I love that John the Baptist in his camel hair coat and diet of locusts is our voice in Advent, our voice to prepare for Christmas. It forces us to look beyond ourselves. John has words for those who have power – power to extort money from others: tax collectors and soldiers. Those who want to take part in the fun of the Baptism, but don’t really want to change.  He has strong words for them, he calls them ‘a brood of vipers.’   John the Baptist and his message keeps appearing this Advent. There it was in a conversation with a newly homeless woman in Chester, again it appeared walking through the doors of chaplaincy house, through emails and phone calls from people on their own this Christmas.

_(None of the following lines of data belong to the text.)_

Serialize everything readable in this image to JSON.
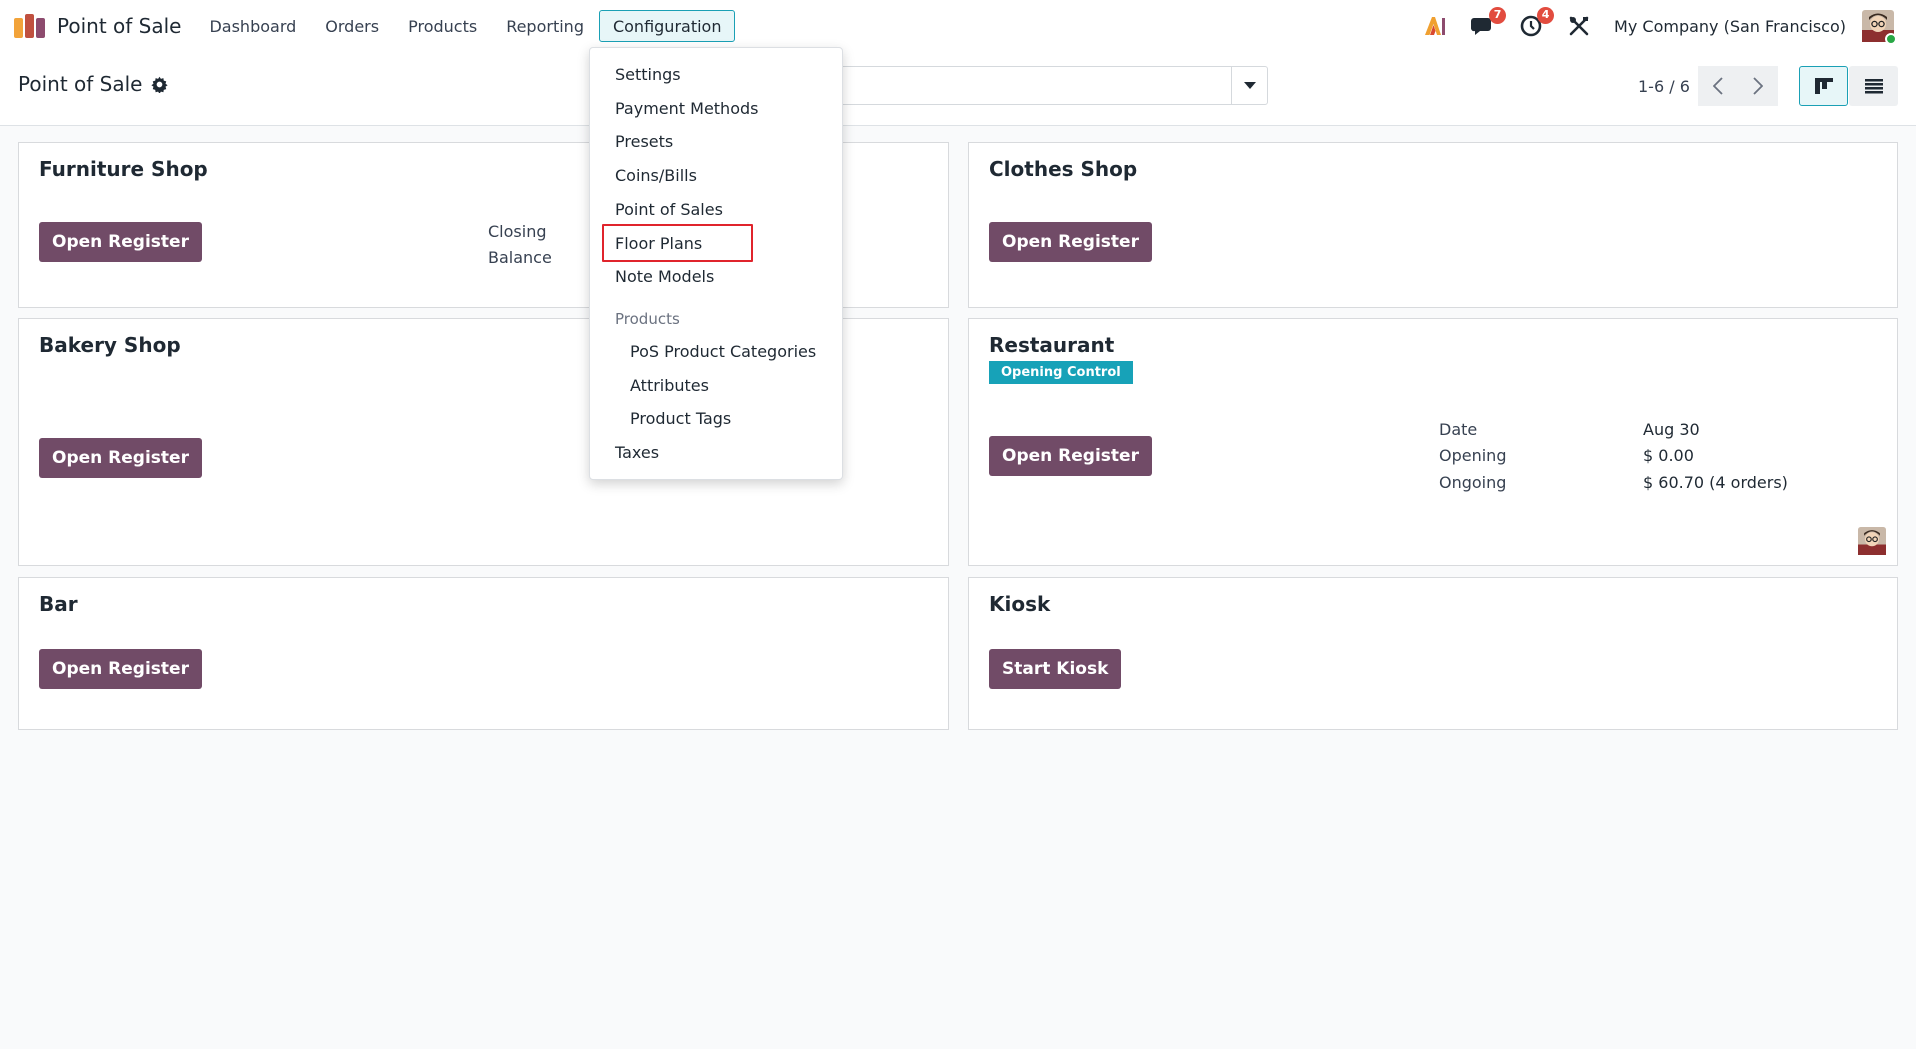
{
  "navbar": {
    "app_title": "Point of Sale",
    "menu": [
      "Dashboard",
      "Orders",
      "Products",
      "Reporting",
      "Configuration"
    ],
    "active_menu": "Configuration",
    "messages_count": "7",
    "activities_count": "4",
    "company": "My Company (San Francisco)",
    "brand_color": "#714b67",
    "accent_color": "#1aa0b5"
  },
  "control_panel": {
    "title": "Point of Sale",
    "pager": "1-6 / 6"
  },
  "config_menu": {
    "items": [
      "Settings",
      "Payment Methods",
      "Presets",
      "Coins/Bills",
      "Point of Sales",
      "Floor Plans",
      "Note Models"
    ],
    "products_header": "Products",
    "product_items": [
      "PoS Product Categories",
      "Attributes",
      "Product Tags"
    ],
    "taxes": "Taxes",
    "highlighted": "Floor Plans"
  },
  "cards": {
    "furniture": {
      "name": "Furniture Shop",
      "button": "Open Register",
      "closing_label": "Closing Balance"
    },
    "clothes": {
      "name": "Clothes Shop",
      "button": "Open Register"
    },
    "bakery": {
      "name": "Bakery Shop",
      "button": "Open Register"
    },
    "restaurant": {
      "name": "Restaurant",
      "tag": "Opening Control",
      "button": "Open Register",
      "stats": [
        {
          "label": "Date",
          "value": "Aug 30"
        },
        {
          "label": "Opening",
          "value": "$ 0.00"
        },
        {
          "label": "Ongoing",
          "value": "$ 60.70 (4 orders)"
        }
      ]
    },
    "bar": {
      "name": "Bar",
      "button": "Open Register"
    },
    "kiosk": {
      "name": "Kiosk",
      "button": "Start Kiosk"
    }
  }
}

I found myself thinking: John the Baptist, can you stop turning up? I’m trying to get organised for Christmas. So I find the brood of vipers lurking in me. And also, that the wilderness has a lot to teach me.  And so I feel guilty this Advent.  I assuage it in a few ways. I will add to the teachers gift of a lazy bottle of Prosecco and some half-priced chocolates, a Christian Aid gift of help to refugees for my daughters’ teacher who cares so passionately about their plight.  Instead of spending the hour or so before Midnight Mass at home, thinking, “I’m so tired. Everyone else is in bed, I wish I was.” I will spend it wandering in Chester, with some mince pies or chocolates or socks, seeing if there is anyone who is alone or wants to chat.

But John the Baptist is not just there to make me feel bad, to make us feel guilty. John the Baptist brings a message of joy as well.  That’s the other side: that’s why we buy the presents and fuss about everyone liking the food; because we are heralds of joy. John teaches us to approach Christmas with joy, with humility, as a witness, and open to the unexpected presence of God amongst us.  John the Baptist points us to the other. We can look for those John the Baptist moments turning up.  Those John the Baptist people, intruding in our festivities, our plans and our organised Christmas.

L. Rhodes